The Arbinger Institute is an organization that began from scholarly study of the problem of self deception. That led to demand for organizational application. As we understand it, those organizational applications were generally business applications. But later they began to be applied to therapeutic work, especially, but not exclusively, family work.
The books most likely to be helpful for families and for therapeutic endeavors are The Anatomy of Peace and Leadership and Self Deception. These are fictional works, where the stories told are about people learning and initially applying Arbinger principles. Both are part of the life story of the fictional story of Lou Herbert, a business man with a very challenging teen-aged daughter. In The Anatomy of Peace, Lou and his wife and daughter learn Arbinger principles in a therapeutic context. In Leadership and Self Deception, Lou is applying the Arbinger principles to his business.
We encourage all schools and programs to consider applying Arbinger principles to their work. We do not think Arbinger is in all cases essential to quality therapeutic programming, but we do believe that applying Arbinger principles would improve effectiveness of many if not most schools and programs not currently using them. Having stated that, we also know some programs that never heard of Arbinger applying very similar if not identical principles. These programs may have figured out concepts themselves or learned them from a different source and use an entirely different vocabulary to describe them.

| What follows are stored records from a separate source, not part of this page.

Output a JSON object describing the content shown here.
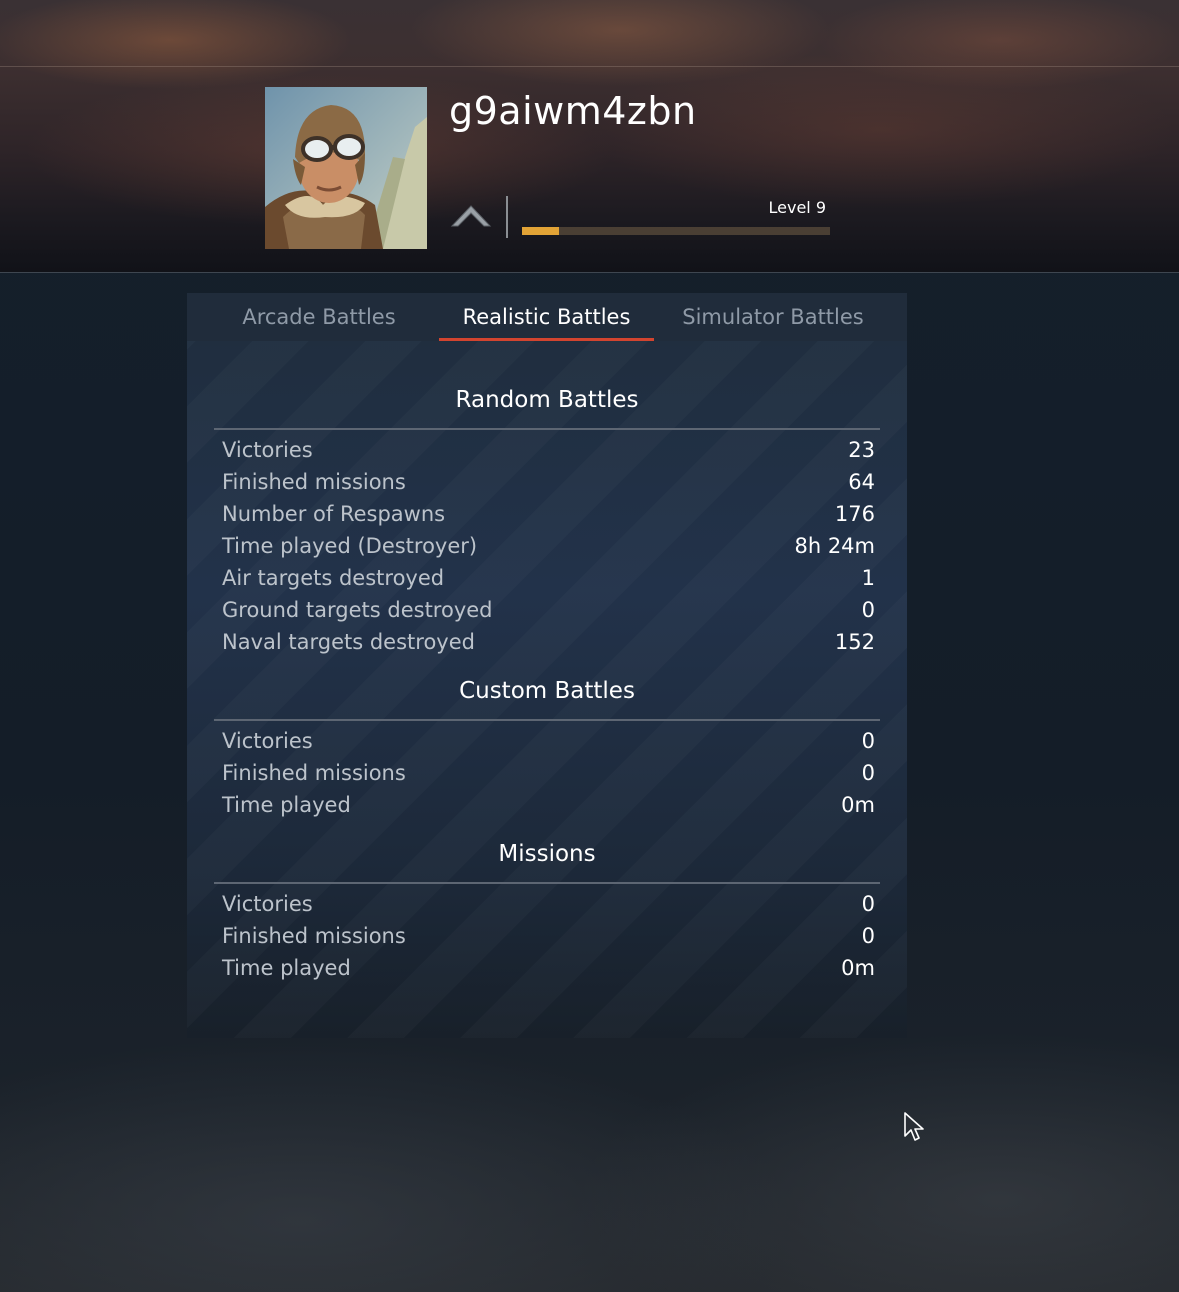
{
  "profile": {
    "nickname": "g9aiwm4zbn",
    "level_label": "Level 9",
    "level_progress": 0.12
  },
  "tabs": [
    {
      "label": "Arcade Battles",
      "active": false
    },
    {
      "label": "Realistic Battles",
      "active": true
    },
    {
      "label": "Simulator Battles",
      "active": false
    }
  ],
  "sections": {
    "random": {
      "title": "Random Battles",
      "rows": [
        {
          "label": "Victories",
          "value": "23"
        },
        {
          "label": "Finished missions",
          "value": "64"
        },
        {
          "label": "Number of Respawns",
          "value": "176"
        },
        {
          "label": "Time played (Destroyer)",
          "value": "8h 24m"
        },
        {
          "label": "Air targets destroyed",
          "value": "1"
        },
        {
          "label": "Ground targets destroyed",
          "value": "0"
        },
        {
          "label": "Naval targets destroyed",
          "value": "152"
        }
      ]
    },
    "custom": {
      "title": "Custom Battles",
      "rows": [
        {
          "label": "Victories",
          "value": "0"
        },
        {
          "label": "Finished missions",
          "value": "0"
        },
        {
          "label": "Time played",
          "value": "0m"
        }
      ]
    },
    "missions": {
      "title": "Missions",
      "rows": [
        {
          "label": "Victories",
          "value": "0"
        },
        {
          "label": "Finished missions",
          "value": "0"
        },
        {
          "label": "Time played",
          "value": "0m"
        }
      ]
    }
  },
  "colors": {
    "accent_tab_underline": "#d2442f",
    "level_bar_fill": "#e2a336",
    "level_bar_track": "#4a3f34"
  },
  "icons": {
    "rank": "chevron-up-icon",
    "avatar": "pilot-portrait",
    "cursor": "mouse-pointer-icon"
  }
}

We think the logic of these principles is irrefutable and the Arbinger publications are the most efficient way to communicate them.

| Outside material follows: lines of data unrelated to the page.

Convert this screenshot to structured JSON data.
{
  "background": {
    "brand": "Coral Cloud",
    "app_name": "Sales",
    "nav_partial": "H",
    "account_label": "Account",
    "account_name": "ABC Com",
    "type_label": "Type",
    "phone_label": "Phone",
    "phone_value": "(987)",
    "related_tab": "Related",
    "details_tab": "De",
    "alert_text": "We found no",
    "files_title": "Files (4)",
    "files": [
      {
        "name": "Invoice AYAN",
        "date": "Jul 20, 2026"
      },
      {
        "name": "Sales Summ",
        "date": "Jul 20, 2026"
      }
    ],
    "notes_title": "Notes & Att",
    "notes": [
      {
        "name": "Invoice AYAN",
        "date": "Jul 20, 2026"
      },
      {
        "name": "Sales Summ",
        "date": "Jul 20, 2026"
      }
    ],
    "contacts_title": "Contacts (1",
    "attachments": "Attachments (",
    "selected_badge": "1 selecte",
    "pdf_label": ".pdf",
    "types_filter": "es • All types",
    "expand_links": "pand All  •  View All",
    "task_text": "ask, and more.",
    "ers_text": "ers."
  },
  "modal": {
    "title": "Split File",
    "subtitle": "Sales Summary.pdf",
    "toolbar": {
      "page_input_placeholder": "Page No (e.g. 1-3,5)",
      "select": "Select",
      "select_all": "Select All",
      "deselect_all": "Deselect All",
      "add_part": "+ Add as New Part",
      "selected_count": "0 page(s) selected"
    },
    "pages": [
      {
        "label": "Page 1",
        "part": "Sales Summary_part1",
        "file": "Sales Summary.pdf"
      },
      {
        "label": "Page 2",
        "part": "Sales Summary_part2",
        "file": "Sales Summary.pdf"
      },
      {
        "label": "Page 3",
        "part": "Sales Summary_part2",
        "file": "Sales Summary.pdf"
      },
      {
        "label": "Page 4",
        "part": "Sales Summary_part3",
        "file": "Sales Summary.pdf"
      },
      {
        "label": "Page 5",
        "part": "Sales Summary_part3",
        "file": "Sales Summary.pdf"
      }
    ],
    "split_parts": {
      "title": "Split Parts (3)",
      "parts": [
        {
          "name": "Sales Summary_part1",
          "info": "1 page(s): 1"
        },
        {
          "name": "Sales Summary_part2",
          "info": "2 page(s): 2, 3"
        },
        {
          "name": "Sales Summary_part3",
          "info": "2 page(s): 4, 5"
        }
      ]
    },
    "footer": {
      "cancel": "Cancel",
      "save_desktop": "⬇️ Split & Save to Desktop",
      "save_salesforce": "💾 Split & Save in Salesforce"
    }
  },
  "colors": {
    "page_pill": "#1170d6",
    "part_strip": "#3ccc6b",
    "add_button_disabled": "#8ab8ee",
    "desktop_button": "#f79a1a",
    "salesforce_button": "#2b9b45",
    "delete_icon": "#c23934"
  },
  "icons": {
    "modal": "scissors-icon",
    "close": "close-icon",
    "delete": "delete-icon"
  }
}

Partial list of Schools and programs using Arbinger (this is not a complete list; please use comments space below to suggest additions):

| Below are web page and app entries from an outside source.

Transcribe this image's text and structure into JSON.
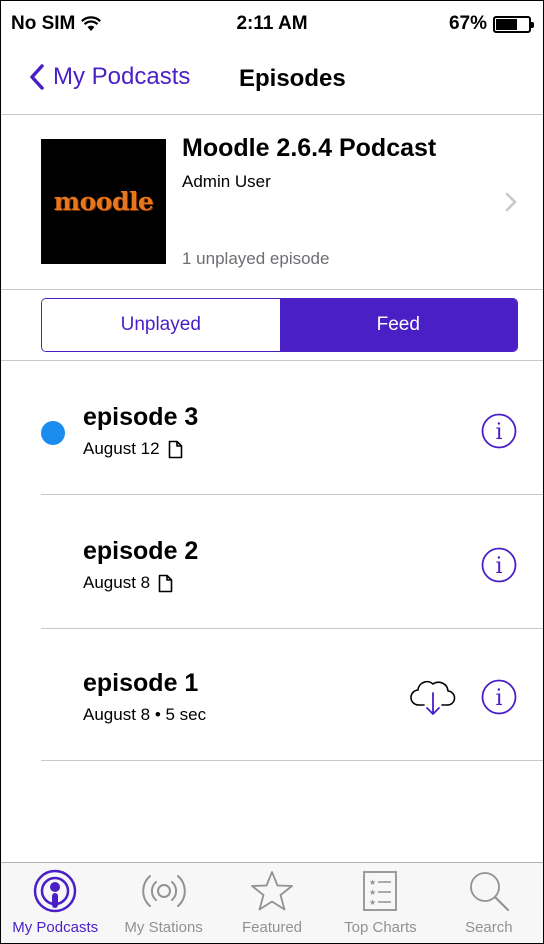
{
  "status_bar": {
    "carrier": "No SIM",
    "time": "2:11 AM",
    "battery_percent": "67%",
    "battery_level": 0.67
  },
  "nav": {
    "back_label": "My Podcasts",
    "title": "Episodes"
  },
  "podcast": {
    "title": "Moodle 2.6.4 Podcast",
    "author": "Admin User",
    "unplayed_count": "1 unplayed episode",
    "artwork_text": "moodle"
  },
  "segments": {
    "unplayed": "Unplayed",
    "feed": "Feed",
    "selected": "feed"
  },
  "episodes": [
    {
      "title": "episode 3",
      "date": "August 12",
      "unplayed": true,
      "has_doc": true,
      "downloadable": false
    },
    {
      "title": "episode 2",
      "date": "August 8",
      "unplayed": false,
      "has_doc": true,
      "downloadable": false
    },
    {
      "title": "episode 1",
      "date": "August 8 • 5 sec",
      "unplayed": false,
      "has_doc": false,
      "downloadable": true
    }
  ],
  "tabs": [
    {
      "label": "My Podcasts",
      "icon": "podcast-icon",
      "active": true
    },
    {
      "label": "My Stations",
      "icon": "broadcast-icon",
      "active": false
    },
    {
      "label": "Featured",
      "icon": "star-icon",
      "active": false
    },
    {
      "label": "Top Charts",
      "icon": "list-icon",
      "active": false
    },
    {
      "label": "Search",
      "icon": "search-icon",
      "active": false
    }
  ],
  "colors": {
    "accent": "#4a1fc6",
    "unplayed_dot": "#1a8cf0",
    "tab_inactive": "#929292"
  }
}
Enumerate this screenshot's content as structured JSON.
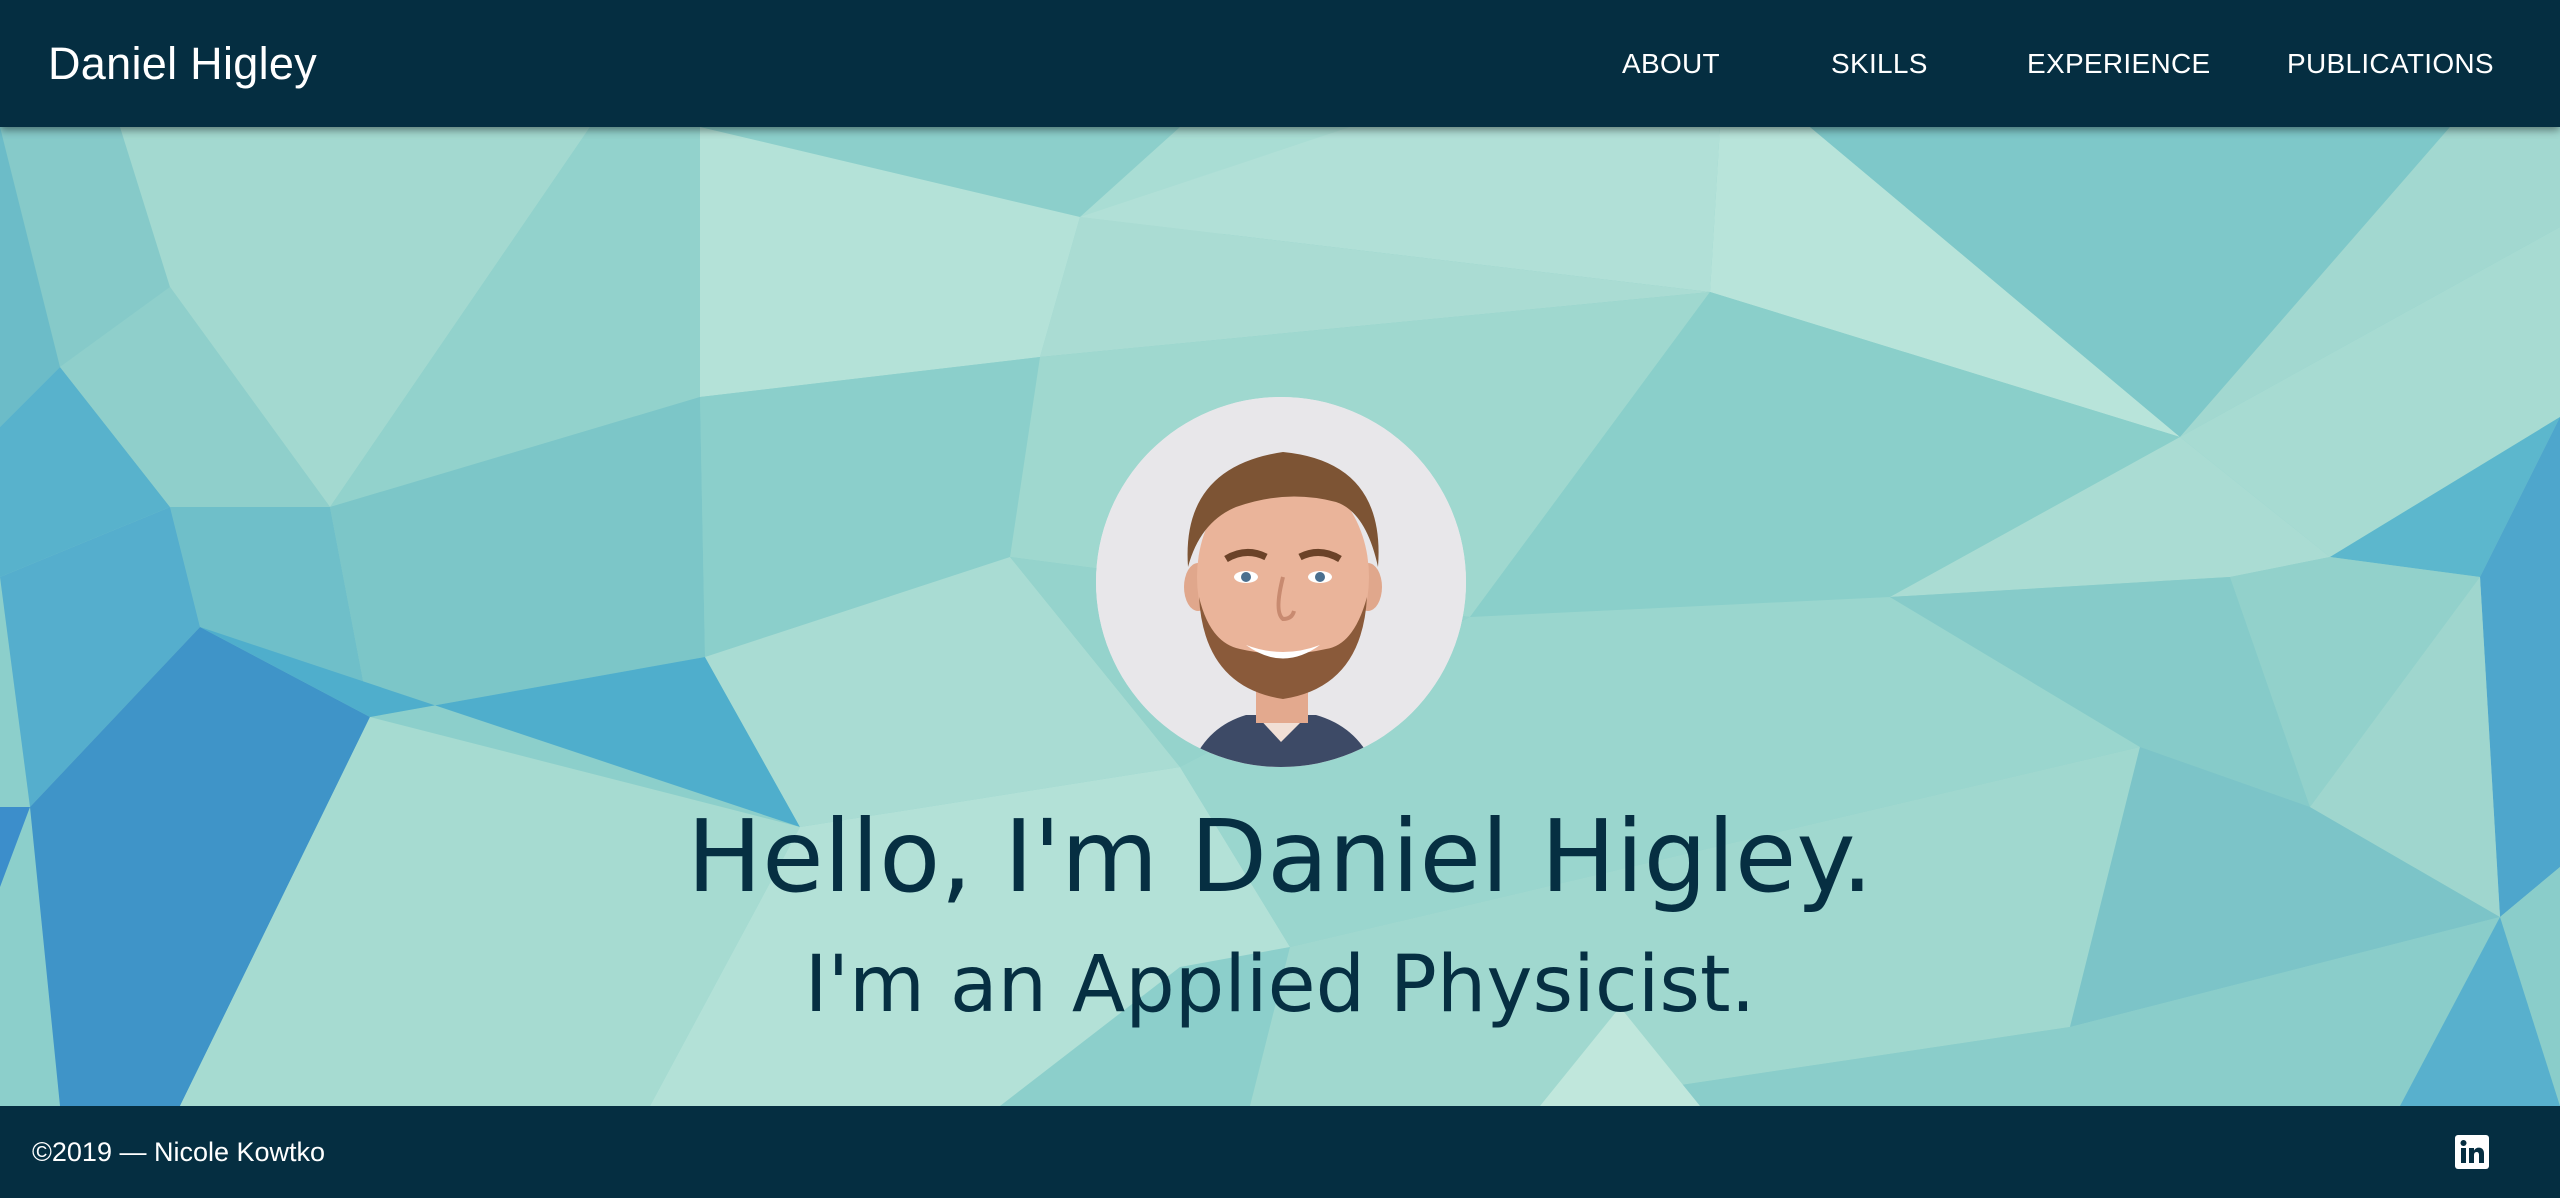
{
  "header": {
    "brand": "Daniel Higley",
    "nav": {
      "about": "ABOUT",
      "skills": "SKILLS",
      "experience": "EXPERIENCE",
      "publications": "PUBLICATIONS"
    }
  },
  "hero": {
    "headline": "Hello, I'm Daniel Higley.",
    "subheadline": "I'm an Applied Physicist."
  },
  "footer": {
    "copyright": "©2019 — Nicole Kowtko",
    "social_icon": "linkedin-icon"
  },
  "colors": {
    "navbar": "#052e41",
    "headline_text": "#062f42",
    "hero_base": "#8ccfcb"
  }
}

- Anasazi Foundation
- Arivaca Ranch
- Legacy Outdoor Adventures
Please read our full disclaimer. You are responsible for verifying our information before acting on it.
Return to Issues of Concern
Return to Topics of Interest
Return to Schools and Programs Most in Play
Last Update May 17, 2016